▶ _Prompt_
Leave out the pictures and copy each record below exactly.
*** Record extracts ***
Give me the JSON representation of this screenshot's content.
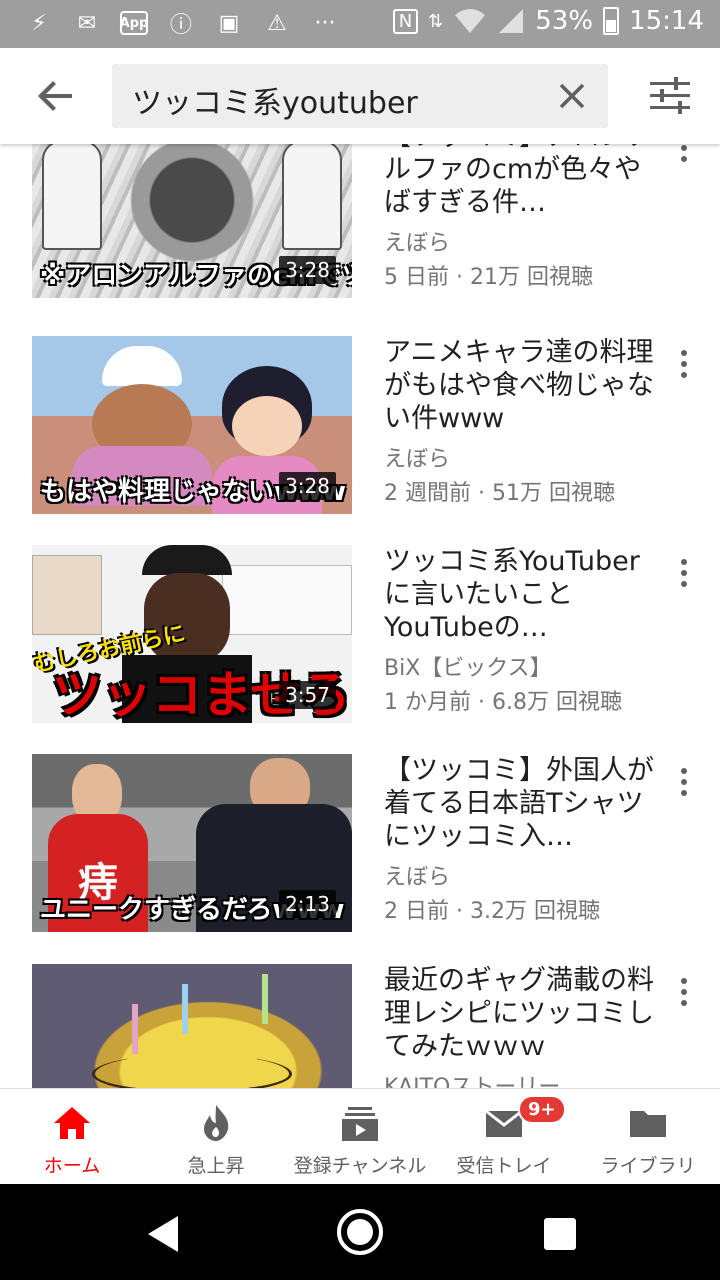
{
  "status_bar": {
    "battery": "53%",
    "time": "15:14",
    "app_badge": "App",
    "dots": "···",
    "nfc": "N"
  },
  "search": {
    "query": "ツッコミ系youtuber"
  },
  "results": [
    {
      "title": "【ツッコミ】アロンアルファのcmが色々やばすぎる件…",
      "channel": "えぼら",
      "meta": "5 日前 · 21万 回視聴",
      "duration": "3:28",
      "thumb_caption": "※アロンアルファのcmでツ"
    },
    {
      "title": "アニメキャラ達の料理がもはや食べ物じゃない件www",
      "channel": "えぼら",
      "meta": "2 週間前 · 51万 回視聴",
      "duration": "3:28",
      "thumb_caption": "もはや料理じゃないwww"
    },
    {
      "title": "ツッコミ系YouTuberに言いたいこと YouTubeの…",
      "channel": "BiX【ビックス】",
      "meta": "1 か月前 · 6.8万 回視聴",
      "duration": "3:57",
      "thumb_caption": "ツッコませろ"
    },
    {
      "title": "【ツッコミ】外国人が着てる日本語Tシャツにツッコミ入…",
      "channel": "えぼら",
      "meta": "2 日前 · 3.2万 回視聴",
      "duration": "2:13",
      "thumb_caption": "ユニークすぎるだろwww"
    },
    {
      "title": "最近のギャグ満載の料理レシピにツッコミしてみたｗｗｗ",
      "channel": "KAITOストーリー",
      "meta": "",
      "duration": "",
      "thumb_caption": ""
    }
  ],
  "bottom_nav": {
    "items": [
      {
        "label": "ホーム",
        "icon": "home-icon"
      },
      {
        "label": "急上昇",
        "icon": "flame-icon"
      },
      {
        "label": "登録チャンネル",
        "icon": "subscriptions-icon"
      },
      {
        "label": "受信トレイ",
        "icon": "inbox-icon"
      },
      {
        "label": "ライブラリ",
        "icon": "folder-icon"
      }
    ],
    "inbox_badge": "9+"
  },
  "colors": {
    "accent": "#ff0000",
    "status_bar": "#9e9e9e",
    "secondary_text": "#757575"
  }
}
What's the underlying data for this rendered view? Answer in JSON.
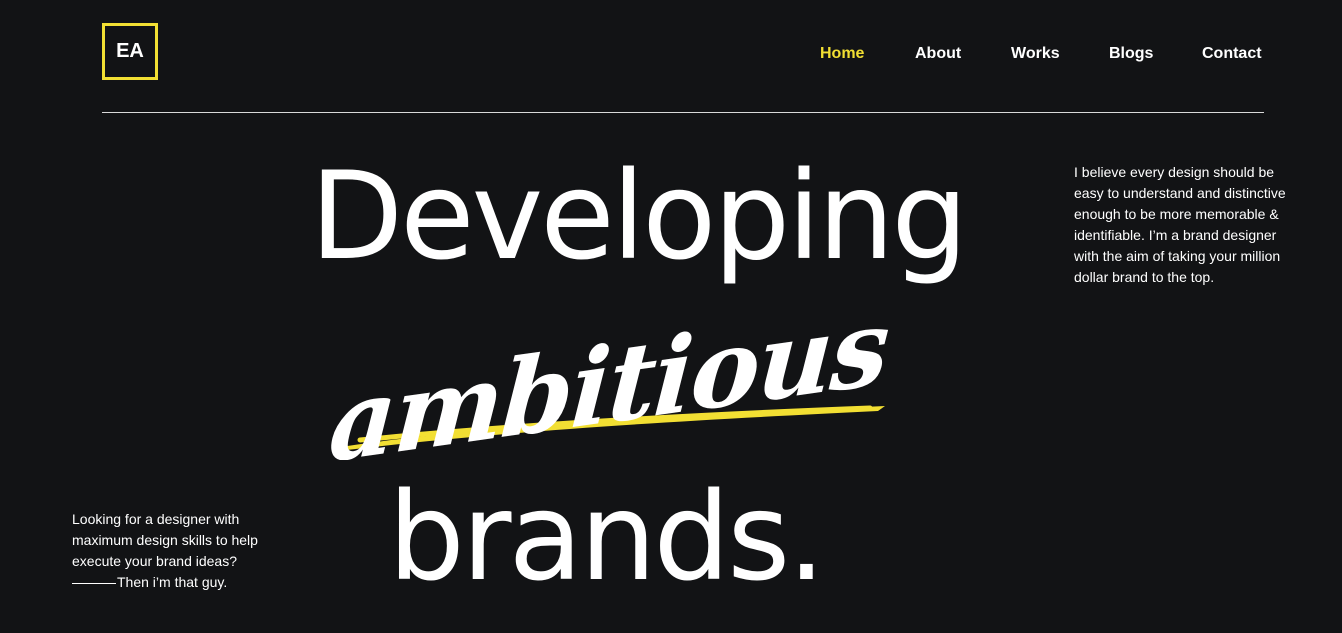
{
  "brand": {
    "logo_text": "EA",
    "accent_color": "#f2df33",
    "background_color": "#121315"
  },
  "nav": {
    "items": [
      {
        "label": "Home",
        "active": true
      },
      {
        "label": "About",
        "active": false
      },
      {
        "label": "Works",
        "active": false
      },
      {
        "label": "Blogs",
        "active": false
      },
      {
        "label": "Contact",
        "active": false
      }
    ]
  },
  "hero": {
    "line1": "Developing",
    "script_word": "ambitious",
    "line3": "brands.",
    "right_copy": "I believe every design should be easy to understand and distinctive enough to be more memorable & identifiable. I’m a brand designer with the aim of taking your million dollar brand to the top.",
    "left_copy": "Looking for a designer with maximum design skills to help execute your brand ideas?",
    "left_tagline": "Then i’m that guy."
  }
}
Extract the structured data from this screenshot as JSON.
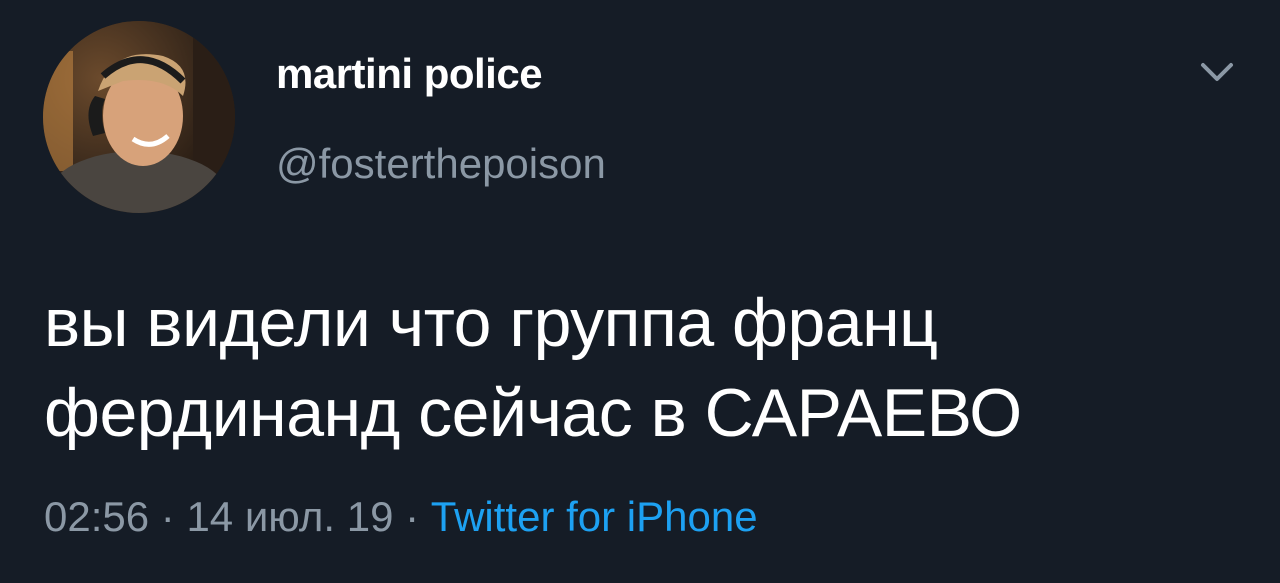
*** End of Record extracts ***
▶ _Response area_
Give me the JSON representation of this screenshot's content.
{
  "status_bar": {
    "battery": "53%",
    "time": "15:14",
    "app_badge": "App",
    "dots": "···",
    "nfc": "N"
  },
  "search": {
    "query": "ツッコミ系youtuber"
  },
  "results": [
    {
      "title": "【ツッコミ】アロンアルファのcmが色々やばすぎる件…",
      "channel": "えぼら",
      "meta": "5 日前 · 21万 回視聴",
      "duration": "3:28",
      "thumb_caption": "※アロンアルファのcmでツ"
    },
    {
      "title": "アニメキャラ達の料理がもはや食べ物じゃない件www",
      "channel": "えぼら",
      "meta": "2 週間前 · 51万 回視聴",
      "duration": "3:28",
      "thumb_caption": "もはや料理じゃないwww"
    },
    {
      "title": "ツッコミ系YouTuberに言いたいこと YouTubeの…",
      "channel": "BiX【ビックス】",
      "meta": "1 か月前 · 6.8万 回視聴",
      "duration": "3:57",
      "thumb_caption": "ツッコませろ"
    },
    {
      "title": "【ツッコミ】外国人が着てる日本語Tシャツにツッコミ入…",
      "channel": "えぼら",
      "meta": "2 日前 · 3.2万 回視聴",
      "duration": "2:13",
      "thumb_caption": "ユニークすぎるだろwww"
    },
    {
      "title": "最近のギャグ満載の料理レシピにツッコミしてみたｗｗｗ",
      "channel": "KAITOストーリー",
      "meta": "",
      "duration": "",
      "thumb_caption": ""
    }
  ],
  "bottom_nav": {
    "items": [
      {
        "label": "ホーム",
        "icon": "home-icon"
      },
      {
        "label": "急上昇",
        "icon": "flame-icon"
      },
      {
        "label": "登録チャンネル",
        "icon": "subscriptions-icon"
      },
      {
        "label": "受信トレイ",
        "icon": "inbox-icon"
      },
      {
        "label": "ライブラリ",
        "icon": "folder-icon"
      }
    ],
    "inbox_badge": "9+"
  },
  "colors": {
    "accent": "#ff0000",
    "status_bar": "#9e9e9e",
    "secondary_text": "#757575"
  }
}
What's the underlying data for this rendered view? Answer in JSON.
{
  "brand": {
    "logo_text": "EA",
    "accent_color": "#f2df33",
    "background_color": "#121315"
  },
  "nav": {
    "items": [
      {
        "label": "Home",
        "active": true
      },
      {
        "label": "About",
        "active": false
      },
      {
        "label": "Works",
        "active": false
      },
      {
        "label": "Blogs",
        "active": false
      },
      {
        "label": "Contact",
        "active": false
      }
    ]
  },
  "hero": {
    "line1": "Developing",
    "script_word": "ambitious",
    "line3": "brands.",
    "right_copy": "I believe every design should be easy to understand and distinctive enough to be more memorable & identifiable. I’m a brand designer with the aim of taking your million dollar brand to the top.",
    "left_copy": "Looking for a designer with maximum design skills to help execute your brand ideas?",
    "left_tagline": "Then i’m that guy."
  }
}
Extract the structured data from this screenshot as JSON.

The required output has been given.